var DateDiff = { inDays: function(d1, d2) { var t2 = d2.getTime(); var t1 = d1.getTime(); return parseInt((t2-t1)/(24*3600*1000)); }, inWeeks: function(d1, d2) { var t2 = d2.getTime(); var t1 = d1.getTime(); return parseInt((t2-t1)/(24*3600*1000*7)); }, inMonths: function(d1, d2) { var d1Y = d1.getFullYear(); var d2Y = d2.getFullYear(); var d1M = d1.getMonth(); var d2M = d2.getMonth(); return (d2M+12*d2Y)-(d1M+12*d1Y); }, inYears: function(d1, d2) { return d2.getFullYear()-d1.getFullYear(); } } var dString = "May, 20, 1984"; var d1 = new Date(dString); var d2 = new Date(); document.write("<br />Number of <b>days</b> since "+dString+": "+DateDiff.inDays(d1, d2)); document.write("<br />Number of <b>weeks</b> since "+dString+": "+DateDiff.inWeeks(d1, d2)); document.write("<br />Number of <b>months</b> since "+dString+": "+DateDiff.inMonths(d1, d2)); document.write("<br />Number of <b>years</b> since "+dString+": "+DateDiff.inYears(d1, d2)); |

Great help thanks

thanks bro.. it works..

Nice simple and effective. Thanks for sharing!!

Hiya,

Try March, 27, 2011 to March, 28, 2011.

It yields zero.

I can not find a script anywhere that gets around this issue. And every Javascript engine (on every browser) fails to yield a value of one.

It appears that there is a calculatory math problem in Javascript.

Adding an arbitrary half when returning calculated values solves this problem.

E.g.

return parseInt((t2-t1)/(24*3600*1000) + .5);

Note the addition of the “.5″, which overcomes the issue.

Please feel free to correct/comment.

Thanks,

DW

Great post, keep up the good work.

Also thanks Darryl for the bug fix.

It is 2011/05/18 Today.

I change value of dString in source code as following

var dString = “2011/04/30″

This result in “Number of months since 2011/04/30: 1″

I think the number of months is less than 1.

Thanks a lot, it saved my time.

Very clean. Adding hours, minutes and seconds was a breeze. Cheers.

Hehe and what happens if you will try to calculate the difference between :

1 September 2011 and 1January 2012

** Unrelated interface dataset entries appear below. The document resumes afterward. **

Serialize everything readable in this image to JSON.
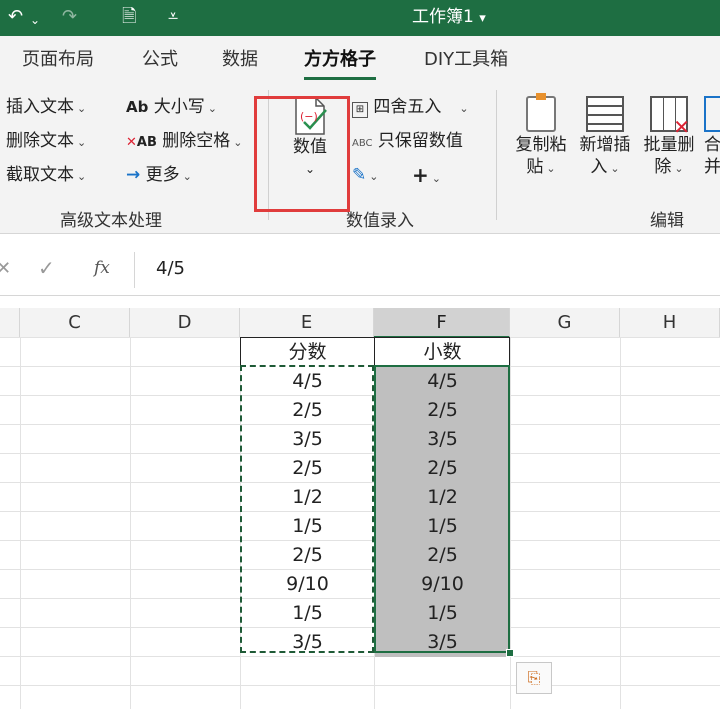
{
  "titlebar": {
    "title": "工作簿1",
    "title_chevron": "▾",
    "undo_icon": "↶",
    "redo_icon": "↷",
    "doc_icon": "🗎",
    "more_icon": "⩡"
  },
  "tabs": [
    {
      "label": "页面布局"
    },
    {
      "label": "公式"
    },
    {
      "label": "数据"
    },
    {
      "label": "方方格子",
      "active": true
    },
    {
      "label": "DIY工具箱"
    }
  ],
  "ribbon": {
    "text_group": {
      "label": "高级文本处理",
      "items": [
        "插入文本",
        "删除文本",
        "截取文本",
        "大小写",
        "删除空格",
        "更多"
      ],
      "ab_glyph": "Ab",
      "xab_glyph": "AB",
      "arrow_glyph": "→"
    },
    "value_group": {
      "label": "数值录入",
      "big_button": "数值",
      "items": [
        "四舍五入",
        "只保留数值"
      ],
      "plus_glyph": "+",
      "abc_glyph": "ABC",
      "big_icon_glyph": "(−)",
      "pencil_glyph": "✎"
    },
    "edit_group": {
      "label": "编辑",
      "buttons": [
        {
          "line1": "复制粘",
          "line2": "贴"
        },
        {
          "line1": "新增插",
          "line2": "入"
        },
        {
          "line1": "批量删",
          "line2": "除"
        },
        {
          "line1": "合",
          "line2": "并"
        }
      ]
    },
    "chevron": "⌄"
  },
  "formula_bar": {
    "cancel_icon": "✕",
    "confirm_icon": "✓",
    "fx_label": "fx",
    "content": "4/5"
  },
  "columns": [
    "C",
    "D",
    "E",
    "F",
    "G",
    "H"
  ],
  "table": {
    "headers": [
      "分数",
      "小数"
    ],
    "rows": [
      [
        "4/5",
        "4/5"
      ],
      [
        "2/5",
        "2/5"
      ],
      [
        "3/5",
        "3/5"
      ],
      [
        "2/5",
        "2/5"
      ],
      [
        "1/2",
        "1/2"
      ],
      [
        "1/5",
        "1/5"
      ],
      [
        "2/5",
        "2/5"
      ],
      [
        "9/10",
        "9/10"
      ],
      [
        "1/5",
        "1/5"
      ],
      [
        "3/5",
        "3/5"
      ]
    ]
  },
  "paste_options_icon": "⎘",
  "colors": {
    "accent": "#1e6e42",
    "highlight_box": "#e03c3c",
    "selection_fill": "#bfbfbf"
  }
}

It will give you incorrect result – 1 year but the correct result will be 0 years and 4 months.

Use the javascript Date libraries – they do the calculations for you correctly.